The Home Secretary has revealed she backs the right to anonymity for criminal suspects who have been arrested but not charged.
In a letter to the recently formed professional standards body, the College of Policing, Theresa May said she was concerned by reports that some forces have refused to name suspects who have been charged.
But Mrs May said she does believe in protecting the identities of suspects at point of arrest and has asked the College, led by chief executive Alex Marshall, to draw up clearer guidance.
In the letter, the Home Secretary said: "I am concerned that the refusal of some police forces to name suspects who have been charged undermines transparency in the criminal justice system and risks the possibility that witnesses and other victims might not come forward.
"I strongly believe that there should be no right to anonymity at charge apart from in extremely unusual circumstances.
"I believe there should be a right to anonymity at arrest, but I know that there will be circumstance
More top news
The Bolivian government had earlier confirmed Deputy Interior Minister Rodolfo Illanes had been kidnapped and was at risk of torture.
At least one person has died after part of the building collapsed shortly after midnight, according to local reports.

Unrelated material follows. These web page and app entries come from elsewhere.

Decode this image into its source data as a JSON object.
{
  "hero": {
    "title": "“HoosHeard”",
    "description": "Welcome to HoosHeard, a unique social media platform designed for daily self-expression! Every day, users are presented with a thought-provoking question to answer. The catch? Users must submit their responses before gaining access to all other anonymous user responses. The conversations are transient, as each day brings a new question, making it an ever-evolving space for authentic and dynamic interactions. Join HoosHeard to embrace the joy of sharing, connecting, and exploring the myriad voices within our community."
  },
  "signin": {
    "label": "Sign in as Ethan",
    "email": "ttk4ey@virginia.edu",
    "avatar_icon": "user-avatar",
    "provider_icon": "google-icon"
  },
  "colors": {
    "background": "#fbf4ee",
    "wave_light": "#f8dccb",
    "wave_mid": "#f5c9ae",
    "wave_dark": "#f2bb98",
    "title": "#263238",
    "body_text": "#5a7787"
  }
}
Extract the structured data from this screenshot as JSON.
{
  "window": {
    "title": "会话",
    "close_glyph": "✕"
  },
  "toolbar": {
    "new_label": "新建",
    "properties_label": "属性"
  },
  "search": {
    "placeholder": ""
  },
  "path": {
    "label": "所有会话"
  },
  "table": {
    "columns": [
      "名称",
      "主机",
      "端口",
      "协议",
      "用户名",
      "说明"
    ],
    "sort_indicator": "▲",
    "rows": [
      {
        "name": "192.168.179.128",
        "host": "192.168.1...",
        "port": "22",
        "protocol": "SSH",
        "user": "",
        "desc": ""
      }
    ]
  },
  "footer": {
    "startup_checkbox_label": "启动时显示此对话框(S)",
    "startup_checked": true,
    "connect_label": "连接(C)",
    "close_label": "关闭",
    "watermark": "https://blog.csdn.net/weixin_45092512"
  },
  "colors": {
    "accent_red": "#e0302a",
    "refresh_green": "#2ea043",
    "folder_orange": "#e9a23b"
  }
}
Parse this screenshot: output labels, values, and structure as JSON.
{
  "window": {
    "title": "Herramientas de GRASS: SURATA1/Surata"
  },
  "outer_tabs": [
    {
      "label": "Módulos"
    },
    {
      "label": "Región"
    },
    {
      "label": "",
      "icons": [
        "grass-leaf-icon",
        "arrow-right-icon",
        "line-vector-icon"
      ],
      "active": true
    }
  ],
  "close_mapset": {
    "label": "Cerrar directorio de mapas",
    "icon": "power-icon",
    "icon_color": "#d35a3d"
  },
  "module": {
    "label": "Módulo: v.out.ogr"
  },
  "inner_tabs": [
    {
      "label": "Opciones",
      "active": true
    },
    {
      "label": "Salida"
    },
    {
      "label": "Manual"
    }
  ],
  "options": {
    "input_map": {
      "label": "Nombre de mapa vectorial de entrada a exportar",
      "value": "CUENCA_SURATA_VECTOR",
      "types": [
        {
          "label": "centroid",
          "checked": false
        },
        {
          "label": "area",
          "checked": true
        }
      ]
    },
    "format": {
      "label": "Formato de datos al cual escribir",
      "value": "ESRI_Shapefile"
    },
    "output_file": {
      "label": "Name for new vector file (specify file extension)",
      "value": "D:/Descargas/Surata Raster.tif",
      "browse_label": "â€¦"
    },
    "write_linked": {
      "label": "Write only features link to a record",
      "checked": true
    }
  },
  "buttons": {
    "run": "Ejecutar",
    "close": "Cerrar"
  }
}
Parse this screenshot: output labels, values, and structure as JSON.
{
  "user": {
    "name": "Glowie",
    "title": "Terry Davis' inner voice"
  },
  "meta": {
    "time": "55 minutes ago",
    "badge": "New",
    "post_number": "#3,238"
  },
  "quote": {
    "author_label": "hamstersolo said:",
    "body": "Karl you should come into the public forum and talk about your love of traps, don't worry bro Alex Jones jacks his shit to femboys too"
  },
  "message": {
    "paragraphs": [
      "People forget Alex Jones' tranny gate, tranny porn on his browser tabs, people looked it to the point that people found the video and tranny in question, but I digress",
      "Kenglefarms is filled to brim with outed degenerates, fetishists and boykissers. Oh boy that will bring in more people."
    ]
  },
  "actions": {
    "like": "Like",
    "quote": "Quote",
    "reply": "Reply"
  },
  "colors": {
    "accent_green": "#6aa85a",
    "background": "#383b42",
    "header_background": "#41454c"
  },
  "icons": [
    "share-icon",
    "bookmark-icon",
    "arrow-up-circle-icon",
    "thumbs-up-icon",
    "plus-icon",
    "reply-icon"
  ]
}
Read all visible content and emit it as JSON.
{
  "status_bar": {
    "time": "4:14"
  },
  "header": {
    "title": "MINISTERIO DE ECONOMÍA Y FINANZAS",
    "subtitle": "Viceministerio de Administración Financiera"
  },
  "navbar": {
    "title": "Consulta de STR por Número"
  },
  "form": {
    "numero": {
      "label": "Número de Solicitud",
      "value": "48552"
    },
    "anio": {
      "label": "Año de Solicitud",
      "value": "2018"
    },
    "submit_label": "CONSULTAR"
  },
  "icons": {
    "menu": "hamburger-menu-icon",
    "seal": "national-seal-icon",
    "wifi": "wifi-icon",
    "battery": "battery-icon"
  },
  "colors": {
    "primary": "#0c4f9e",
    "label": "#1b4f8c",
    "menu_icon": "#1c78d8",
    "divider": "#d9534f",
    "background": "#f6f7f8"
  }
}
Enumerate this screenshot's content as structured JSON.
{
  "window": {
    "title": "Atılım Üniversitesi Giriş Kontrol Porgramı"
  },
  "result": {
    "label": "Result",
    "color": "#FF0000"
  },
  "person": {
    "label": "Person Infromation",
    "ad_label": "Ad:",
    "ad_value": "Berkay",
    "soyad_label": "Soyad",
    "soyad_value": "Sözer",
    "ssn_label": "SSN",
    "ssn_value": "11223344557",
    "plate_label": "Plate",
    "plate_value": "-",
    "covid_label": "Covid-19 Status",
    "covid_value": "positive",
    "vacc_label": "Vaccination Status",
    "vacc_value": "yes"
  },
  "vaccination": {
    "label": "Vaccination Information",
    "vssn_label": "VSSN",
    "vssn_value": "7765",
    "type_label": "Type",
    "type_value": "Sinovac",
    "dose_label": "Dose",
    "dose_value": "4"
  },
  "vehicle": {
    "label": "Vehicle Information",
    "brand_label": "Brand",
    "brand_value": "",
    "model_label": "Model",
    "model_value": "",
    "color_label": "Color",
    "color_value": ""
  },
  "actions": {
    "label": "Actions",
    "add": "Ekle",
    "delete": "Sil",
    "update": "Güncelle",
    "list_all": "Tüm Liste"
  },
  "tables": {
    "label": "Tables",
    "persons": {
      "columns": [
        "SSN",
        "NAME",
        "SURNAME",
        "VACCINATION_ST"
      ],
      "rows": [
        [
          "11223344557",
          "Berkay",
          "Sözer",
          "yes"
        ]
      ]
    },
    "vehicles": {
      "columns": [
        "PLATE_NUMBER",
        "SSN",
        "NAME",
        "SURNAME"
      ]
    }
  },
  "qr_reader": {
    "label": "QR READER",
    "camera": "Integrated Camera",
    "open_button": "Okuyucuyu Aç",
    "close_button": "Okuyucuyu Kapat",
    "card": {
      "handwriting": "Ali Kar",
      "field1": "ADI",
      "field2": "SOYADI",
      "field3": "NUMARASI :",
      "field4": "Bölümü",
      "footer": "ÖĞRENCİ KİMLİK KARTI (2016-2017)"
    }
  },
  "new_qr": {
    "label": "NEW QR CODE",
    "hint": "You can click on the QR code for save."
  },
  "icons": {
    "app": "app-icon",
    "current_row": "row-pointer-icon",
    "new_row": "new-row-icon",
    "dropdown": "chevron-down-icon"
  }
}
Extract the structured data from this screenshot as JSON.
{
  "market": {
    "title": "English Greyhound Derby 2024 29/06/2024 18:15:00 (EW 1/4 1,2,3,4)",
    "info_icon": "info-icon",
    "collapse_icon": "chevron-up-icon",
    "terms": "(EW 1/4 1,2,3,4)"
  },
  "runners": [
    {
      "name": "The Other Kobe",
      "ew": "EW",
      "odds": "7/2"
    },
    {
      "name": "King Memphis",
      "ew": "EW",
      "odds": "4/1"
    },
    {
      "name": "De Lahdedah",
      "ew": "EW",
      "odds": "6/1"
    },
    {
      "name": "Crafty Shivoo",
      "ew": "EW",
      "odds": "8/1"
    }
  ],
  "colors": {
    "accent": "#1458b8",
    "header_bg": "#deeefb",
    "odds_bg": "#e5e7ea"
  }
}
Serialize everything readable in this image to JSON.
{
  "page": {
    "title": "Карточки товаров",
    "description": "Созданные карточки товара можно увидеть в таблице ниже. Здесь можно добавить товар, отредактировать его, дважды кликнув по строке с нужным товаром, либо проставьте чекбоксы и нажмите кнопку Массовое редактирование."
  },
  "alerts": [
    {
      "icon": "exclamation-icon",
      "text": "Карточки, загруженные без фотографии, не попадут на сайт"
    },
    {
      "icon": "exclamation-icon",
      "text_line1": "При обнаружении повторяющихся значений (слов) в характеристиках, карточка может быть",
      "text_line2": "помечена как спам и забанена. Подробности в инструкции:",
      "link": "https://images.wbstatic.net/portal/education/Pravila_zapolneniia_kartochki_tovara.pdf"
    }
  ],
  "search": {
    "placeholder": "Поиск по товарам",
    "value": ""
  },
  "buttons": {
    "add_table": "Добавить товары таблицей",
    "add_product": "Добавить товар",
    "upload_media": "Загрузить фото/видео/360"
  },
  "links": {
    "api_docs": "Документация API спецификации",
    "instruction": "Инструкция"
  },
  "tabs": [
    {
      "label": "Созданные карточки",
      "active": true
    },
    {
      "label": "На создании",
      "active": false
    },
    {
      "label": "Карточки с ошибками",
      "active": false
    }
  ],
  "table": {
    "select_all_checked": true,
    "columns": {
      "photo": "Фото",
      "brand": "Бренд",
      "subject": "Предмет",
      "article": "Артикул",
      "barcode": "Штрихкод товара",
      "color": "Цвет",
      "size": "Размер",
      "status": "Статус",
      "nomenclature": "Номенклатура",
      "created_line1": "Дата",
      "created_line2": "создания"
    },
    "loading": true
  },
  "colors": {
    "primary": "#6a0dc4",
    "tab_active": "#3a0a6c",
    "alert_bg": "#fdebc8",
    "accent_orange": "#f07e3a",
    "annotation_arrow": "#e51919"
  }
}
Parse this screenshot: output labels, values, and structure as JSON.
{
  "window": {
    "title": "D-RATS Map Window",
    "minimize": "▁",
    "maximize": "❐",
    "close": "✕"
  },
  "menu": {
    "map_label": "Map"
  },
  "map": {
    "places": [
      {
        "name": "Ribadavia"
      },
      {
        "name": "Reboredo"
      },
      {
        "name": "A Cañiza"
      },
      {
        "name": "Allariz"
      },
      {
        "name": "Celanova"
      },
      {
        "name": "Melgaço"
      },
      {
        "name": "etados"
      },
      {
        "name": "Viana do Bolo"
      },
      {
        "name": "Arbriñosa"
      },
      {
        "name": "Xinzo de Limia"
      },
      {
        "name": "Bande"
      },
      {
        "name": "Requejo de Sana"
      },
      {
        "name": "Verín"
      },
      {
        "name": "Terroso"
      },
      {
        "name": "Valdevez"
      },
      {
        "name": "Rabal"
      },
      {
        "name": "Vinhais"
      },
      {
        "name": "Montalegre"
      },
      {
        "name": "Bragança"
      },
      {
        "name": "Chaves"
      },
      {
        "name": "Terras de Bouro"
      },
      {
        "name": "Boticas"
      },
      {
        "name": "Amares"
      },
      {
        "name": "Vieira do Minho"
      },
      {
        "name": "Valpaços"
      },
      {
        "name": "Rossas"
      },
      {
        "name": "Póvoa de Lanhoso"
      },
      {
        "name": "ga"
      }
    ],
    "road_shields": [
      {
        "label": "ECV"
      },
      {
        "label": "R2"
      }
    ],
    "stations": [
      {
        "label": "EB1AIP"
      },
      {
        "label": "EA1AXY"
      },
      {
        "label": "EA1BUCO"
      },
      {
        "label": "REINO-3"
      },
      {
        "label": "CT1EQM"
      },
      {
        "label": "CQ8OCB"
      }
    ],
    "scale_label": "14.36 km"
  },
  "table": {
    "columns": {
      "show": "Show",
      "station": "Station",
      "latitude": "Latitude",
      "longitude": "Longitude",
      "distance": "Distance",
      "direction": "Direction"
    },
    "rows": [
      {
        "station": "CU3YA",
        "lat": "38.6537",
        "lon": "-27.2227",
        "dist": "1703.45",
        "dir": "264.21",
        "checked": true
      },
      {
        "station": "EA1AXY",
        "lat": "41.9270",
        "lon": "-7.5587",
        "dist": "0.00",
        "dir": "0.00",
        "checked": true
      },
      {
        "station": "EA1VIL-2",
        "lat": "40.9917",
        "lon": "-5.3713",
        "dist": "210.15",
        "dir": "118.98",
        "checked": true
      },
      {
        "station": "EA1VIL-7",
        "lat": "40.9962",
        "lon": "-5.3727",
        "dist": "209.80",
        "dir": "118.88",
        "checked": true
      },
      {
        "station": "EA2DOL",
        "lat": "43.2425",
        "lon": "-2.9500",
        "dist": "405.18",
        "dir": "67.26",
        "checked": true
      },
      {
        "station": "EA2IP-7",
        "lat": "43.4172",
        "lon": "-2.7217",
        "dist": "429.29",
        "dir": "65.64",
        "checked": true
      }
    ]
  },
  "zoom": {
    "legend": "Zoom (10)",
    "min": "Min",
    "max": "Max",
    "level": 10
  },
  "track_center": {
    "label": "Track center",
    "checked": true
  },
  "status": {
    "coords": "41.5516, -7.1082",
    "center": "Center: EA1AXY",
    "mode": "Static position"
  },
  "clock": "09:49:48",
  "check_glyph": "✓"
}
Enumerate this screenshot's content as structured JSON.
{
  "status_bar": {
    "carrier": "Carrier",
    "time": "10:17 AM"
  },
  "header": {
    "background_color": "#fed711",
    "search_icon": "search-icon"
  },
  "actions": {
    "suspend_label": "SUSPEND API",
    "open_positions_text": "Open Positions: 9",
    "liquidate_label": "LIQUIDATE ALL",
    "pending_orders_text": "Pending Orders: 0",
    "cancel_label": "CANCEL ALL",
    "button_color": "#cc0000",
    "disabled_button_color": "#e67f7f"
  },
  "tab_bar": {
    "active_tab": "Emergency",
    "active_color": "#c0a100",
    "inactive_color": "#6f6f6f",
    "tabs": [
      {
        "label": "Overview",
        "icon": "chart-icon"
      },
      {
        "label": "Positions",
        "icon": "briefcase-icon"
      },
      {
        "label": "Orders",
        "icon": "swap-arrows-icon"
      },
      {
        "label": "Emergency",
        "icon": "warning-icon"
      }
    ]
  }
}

Brazilian police said no such incident took place and have charged the Olympian with making a false statement.